AboutI am a Ph.D. Candidate in Musicology at the University of North Carolina at Chapel Hill. My research centers on Russian music and musicians in the American contexts, migration studies, and musical and material networks.
- MA in Musicology, University of North Carolina at Chapel Hill
- MM in Instrumental Conducting, Brigham Young University
- BM in Music Education, Boston University

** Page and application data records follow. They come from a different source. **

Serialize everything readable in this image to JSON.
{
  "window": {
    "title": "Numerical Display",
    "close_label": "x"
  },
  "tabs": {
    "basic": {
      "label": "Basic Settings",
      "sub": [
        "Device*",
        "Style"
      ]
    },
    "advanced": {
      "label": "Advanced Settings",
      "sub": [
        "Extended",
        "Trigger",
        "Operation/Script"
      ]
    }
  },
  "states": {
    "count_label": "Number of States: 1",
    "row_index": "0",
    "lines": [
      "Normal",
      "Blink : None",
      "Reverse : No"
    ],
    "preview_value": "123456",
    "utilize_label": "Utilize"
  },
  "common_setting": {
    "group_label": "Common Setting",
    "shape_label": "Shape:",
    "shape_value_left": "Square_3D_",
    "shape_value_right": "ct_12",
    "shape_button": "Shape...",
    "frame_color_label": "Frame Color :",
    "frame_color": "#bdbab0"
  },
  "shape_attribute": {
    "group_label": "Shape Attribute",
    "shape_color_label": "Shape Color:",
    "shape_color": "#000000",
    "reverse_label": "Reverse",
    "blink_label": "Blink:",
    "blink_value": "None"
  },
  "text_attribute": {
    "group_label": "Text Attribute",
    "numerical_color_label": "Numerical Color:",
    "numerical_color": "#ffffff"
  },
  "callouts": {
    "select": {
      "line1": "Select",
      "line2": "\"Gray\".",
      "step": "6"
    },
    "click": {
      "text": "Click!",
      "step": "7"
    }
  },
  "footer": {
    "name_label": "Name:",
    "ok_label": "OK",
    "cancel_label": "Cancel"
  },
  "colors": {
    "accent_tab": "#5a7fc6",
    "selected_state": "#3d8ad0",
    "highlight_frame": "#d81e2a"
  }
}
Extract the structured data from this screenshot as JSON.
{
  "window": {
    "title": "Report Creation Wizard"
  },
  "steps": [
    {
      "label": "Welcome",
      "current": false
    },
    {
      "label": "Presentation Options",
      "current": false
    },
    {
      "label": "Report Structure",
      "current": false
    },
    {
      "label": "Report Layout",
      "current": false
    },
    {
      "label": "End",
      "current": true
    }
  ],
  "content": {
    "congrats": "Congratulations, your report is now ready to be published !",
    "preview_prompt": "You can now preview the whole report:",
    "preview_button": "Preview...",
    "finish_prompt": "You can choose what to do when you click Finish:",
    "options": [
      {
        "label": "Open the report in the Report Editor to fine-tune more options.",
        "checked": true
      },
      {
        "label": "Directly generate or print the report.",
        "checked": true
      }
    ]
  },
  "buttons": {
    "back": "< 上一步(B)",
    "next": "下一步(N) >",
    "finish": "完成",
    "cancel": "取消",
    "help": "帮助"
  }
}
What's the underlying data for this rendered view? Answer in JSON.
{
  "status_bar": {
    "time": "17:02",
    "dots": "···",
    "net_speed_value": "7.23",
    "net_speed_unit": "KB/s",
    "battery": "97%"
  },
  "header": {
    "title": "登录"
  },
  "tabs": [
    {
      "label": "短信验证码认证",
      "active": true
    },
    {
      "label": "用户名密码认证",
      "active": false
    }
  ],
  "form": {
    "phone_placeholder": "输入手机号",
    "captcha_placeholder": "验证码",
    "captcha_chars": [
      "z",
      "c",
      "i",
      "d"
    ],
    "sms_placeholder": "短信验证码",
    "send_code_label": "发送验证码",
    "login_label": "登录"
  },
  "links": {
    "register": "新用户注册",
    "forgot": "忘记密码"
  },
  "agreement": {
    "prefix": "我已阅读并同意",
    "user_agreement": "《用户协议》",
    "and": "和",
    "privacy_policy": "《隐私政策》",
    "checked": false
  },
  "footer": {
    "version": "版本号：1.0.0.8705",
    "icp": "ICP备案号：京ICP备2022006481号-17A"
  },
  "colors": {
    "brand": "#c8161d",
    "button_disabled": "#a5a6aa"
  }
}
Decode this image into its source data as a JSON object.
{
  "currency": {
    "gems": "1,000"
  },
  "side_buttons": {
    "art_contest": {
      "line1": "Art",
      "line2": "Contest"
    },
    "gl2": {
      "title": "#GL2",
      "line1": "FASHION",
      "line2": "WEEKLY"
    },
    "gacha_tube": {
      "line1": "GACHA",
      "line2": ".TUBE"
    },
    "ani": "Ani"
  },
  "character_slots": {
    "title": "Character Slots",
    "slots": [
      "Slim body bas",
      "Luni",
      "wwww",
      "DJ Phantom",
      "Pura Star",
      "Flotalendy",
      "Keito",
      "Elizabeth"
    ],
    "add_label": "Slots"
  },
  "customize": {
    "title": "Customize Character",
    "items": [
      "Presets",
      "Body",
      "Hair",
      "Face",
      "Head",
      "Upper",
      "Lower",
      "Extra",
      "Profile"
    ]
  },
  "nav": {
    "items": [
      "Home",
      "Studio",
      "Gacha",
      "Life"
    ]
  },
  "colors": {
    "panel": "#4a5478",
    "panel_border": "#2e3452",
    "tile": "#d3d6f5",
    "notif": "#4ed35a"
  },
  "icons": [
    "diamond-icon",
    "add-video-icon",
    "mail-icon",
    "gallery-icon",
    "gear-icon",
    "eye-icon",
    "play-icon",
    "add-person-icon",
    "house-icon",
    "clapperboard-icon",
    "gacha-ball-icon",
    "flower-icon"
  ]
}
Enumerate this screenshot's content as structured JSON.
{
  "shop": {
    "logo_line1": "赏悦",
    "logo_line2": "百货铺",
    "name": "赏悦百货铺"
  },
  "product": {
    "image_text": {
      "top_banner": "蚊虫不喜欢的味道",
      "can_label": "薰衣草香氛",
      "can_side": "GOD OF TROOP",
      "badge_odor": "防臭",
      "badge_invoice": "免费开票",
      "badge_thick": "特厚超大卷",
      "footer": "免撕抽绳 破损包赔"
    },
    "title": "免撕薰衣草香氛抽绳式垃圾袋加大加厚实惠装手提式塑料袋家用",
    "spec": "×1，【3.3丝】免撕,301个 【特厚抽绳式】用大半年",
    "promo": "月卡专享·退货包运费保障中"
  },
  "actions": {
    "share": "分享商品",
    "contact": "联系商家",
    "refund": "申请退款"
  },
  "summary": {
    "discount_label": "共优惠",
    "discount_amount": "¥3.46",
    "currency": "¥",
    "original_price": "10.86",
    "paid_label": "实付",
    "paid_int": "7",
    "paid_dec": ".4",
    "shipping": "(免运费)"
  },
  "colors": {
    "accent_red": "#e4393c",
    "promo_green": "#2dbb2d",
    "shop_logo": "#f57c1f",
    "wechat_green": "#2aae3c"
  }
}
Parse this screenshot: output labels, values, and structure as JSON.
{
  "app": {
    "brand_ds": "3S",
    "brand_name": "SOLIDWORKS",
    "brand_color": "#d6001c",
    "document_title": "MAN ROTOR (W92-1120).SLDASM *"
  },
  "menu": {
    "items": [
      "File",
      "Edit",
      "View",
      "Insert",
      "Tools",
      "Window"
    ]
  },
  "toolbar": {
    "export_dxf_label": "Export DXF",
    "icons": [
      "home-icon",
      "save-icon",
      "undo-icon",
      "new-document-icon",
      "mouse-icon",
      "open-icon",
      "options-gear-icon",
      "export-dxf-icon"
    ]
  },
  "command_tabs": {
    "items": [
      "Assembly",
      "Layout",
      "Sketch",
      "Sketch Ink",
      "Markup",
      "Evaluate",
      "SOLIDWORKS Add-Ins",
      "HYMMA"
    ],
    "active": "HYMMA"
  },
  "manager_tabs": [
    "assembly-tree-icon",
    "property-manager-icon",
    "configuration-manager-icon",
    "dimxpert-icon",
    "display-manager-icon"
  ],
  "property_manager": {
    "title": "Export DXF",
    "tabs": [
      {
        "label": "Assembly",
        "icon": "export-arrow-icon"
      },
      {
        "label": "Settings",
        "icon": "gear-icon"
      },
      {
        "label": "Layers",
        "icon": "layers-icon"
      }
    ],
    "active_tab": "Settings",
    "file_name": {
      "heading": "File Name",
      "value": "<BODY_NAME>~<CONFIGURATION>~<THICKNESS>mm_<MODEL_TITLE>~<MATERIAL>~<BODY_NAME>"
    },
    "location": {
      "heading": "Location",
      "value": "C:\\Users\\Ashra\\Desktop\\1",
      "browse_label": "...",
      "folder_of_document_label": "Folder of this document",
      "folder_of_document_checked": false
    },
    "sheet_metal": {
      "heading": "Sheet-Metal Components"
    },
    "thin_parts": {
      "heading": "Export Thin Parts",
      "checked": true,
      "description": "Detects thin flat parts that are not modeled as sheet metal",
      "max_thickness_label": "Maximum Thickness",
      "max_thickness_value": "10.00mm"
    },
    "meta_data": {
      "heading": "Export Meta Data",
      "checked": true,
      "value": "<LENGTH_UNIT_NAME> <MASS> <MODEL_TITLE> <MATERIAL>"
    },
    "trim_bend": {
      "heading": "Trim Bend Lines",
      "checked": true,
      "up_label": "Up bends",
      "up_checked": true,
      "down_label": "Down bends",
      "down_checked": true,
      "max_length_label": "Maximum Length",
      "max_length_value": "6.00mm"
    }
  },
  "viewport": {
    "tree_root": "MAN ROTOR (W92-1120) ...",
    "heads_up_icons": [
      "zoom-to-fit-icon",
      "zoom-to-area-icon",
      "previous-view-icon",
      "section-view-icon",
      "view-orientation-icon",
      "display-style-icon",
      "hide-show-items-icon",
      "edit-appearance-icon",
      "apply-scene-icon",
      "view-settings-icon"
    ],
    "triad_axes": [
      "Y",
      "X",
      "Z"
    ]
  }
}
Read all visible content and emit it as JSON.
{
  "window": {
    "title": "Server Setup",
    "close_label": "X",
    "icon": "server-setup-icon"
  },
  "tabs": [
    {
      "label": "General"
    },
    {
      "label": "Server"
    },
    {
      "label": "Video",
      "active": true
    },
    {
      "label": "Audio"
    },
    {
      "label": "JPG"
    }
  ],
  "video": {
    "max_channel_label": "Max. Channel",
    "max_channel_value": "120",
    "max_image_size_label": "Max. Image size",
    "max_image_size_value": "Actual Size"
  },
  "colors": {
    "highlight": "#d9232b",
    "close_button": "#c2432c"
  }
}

ProjectsMy dissertation examines Russian artistic emigration to the United States in the early twentieth century and its impact on American musical practice. During this period, the United States was unprecedented migration out of a turbulent Russian Empire, and émigré artists became critical global emissaries of Russianness. As artists arrived in increasing numbers, they began to negotiate parameters of Russianness through performance and composition. My research shows that these artists worked in complex and thus far unknown collaborative networks, and I examine the foundational roles that musical networks played in defining a simultaneously localized and transnational sense of what it meant to be Russian in America. By illuminating both the ways in which Russianness was framed through musical performance and the impact of Russian musical production on American music, my project joins a growing body of research countering the xenophobic othering of immigrant communities. Utilizing document-based historical evidence, I provide a more nuanced understanding of identity, place, nation, gender, and culture in an increasingly globalized society.